911, what's your emergency?
"Please help me! I'm in trouble!"
What's wrong sir, are you hurt?
"No, my iPhone isn't working!"
This might sound like a bad joke, but it's not. With a little bit of imagination, this is the dialogue that may have transpired between Illinois man Michael Alan Skopec, 48, and the emergency operators he called. Skopec allegedly dialed the 911 line five times to complain about his broken Apple smartphone.
And he was arrested.
Police managed to trace the calls from the 911 operator to Skopec's home. When confronted, Skopec reportedly "refused to comply with orders from deputies," according to a spokesman for the sheriff's office. He was then charged with obstructing or resisting a police officer.
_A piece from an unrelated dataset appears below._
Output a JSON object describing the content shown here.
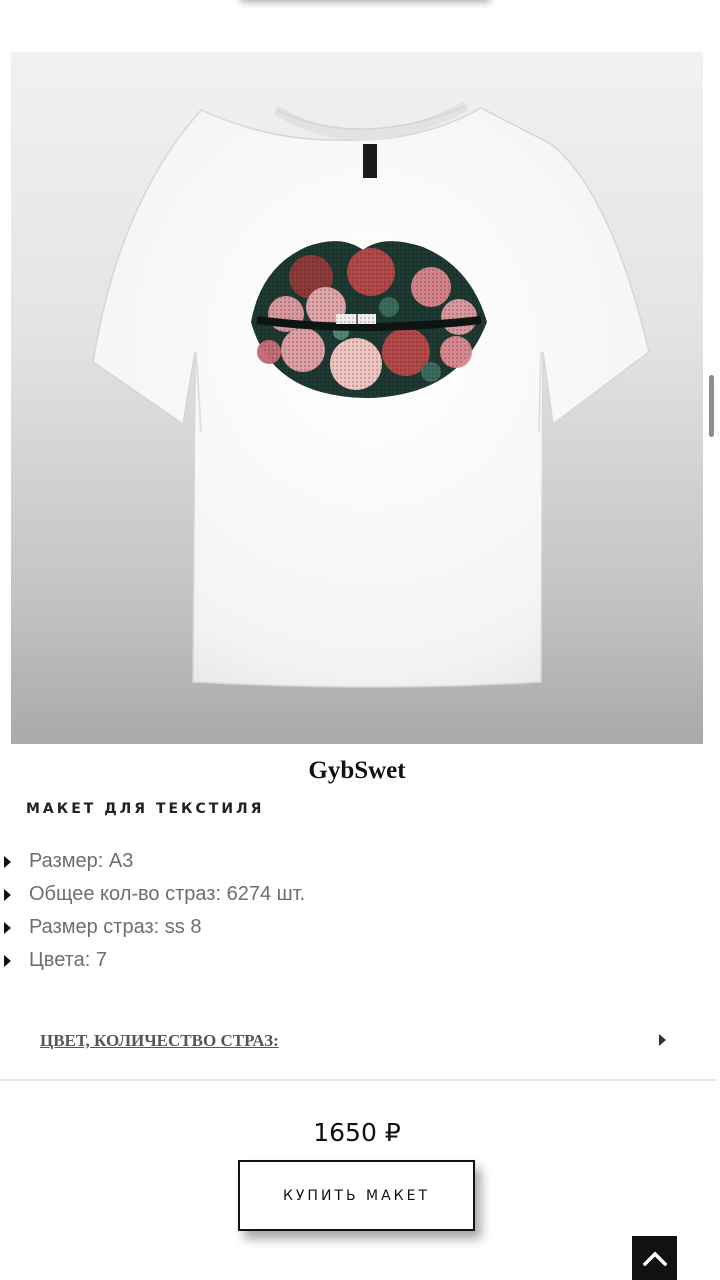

It seems like reports are fuzzy as to why Skopec thought the police could help him out with his smartphone.
There's a very practical solution to tackling a malfunctioning iPhone: take it to the local Apple Store and get in touch with the folks over at the Genius Bar. If anybody knows how to fix an iPhone, it's one of those Apple-anointed techies.
Perhaps Skopec felt that an iPhone on the fritz was such an inconvenience that it amounted to a crime. Certainly, some smartphone users probably feel this way. Once you've gotten yourself hooked on the 3G or 4G wireless, it's hard to wean yourself off cold turkey.
Unfortunately, clogging up emergency lines with frivolous phone calls isn't something people should do. It ties up lines and can end up delaying police response to real victims. And, in many situations it can break the law.
Skopec has been released on his own recognizance, and is due back in court on November 18th. Hopefully, his actions will serve as a lesson to all: don't dial 911 about your broken iPhone.
- Michael Alan Skopec Called 911 Five Times To Complain About Broken IPhone: Police (Huffington Post)
- Man Arrested for Making 80 911 Prank Calls in One Day (FindLaw's Legally Weird)
- Girlfriend Comes Home Early So Boyfriend Calls 911 on his Craigslist Hookup (FindLaw's Legally Weird)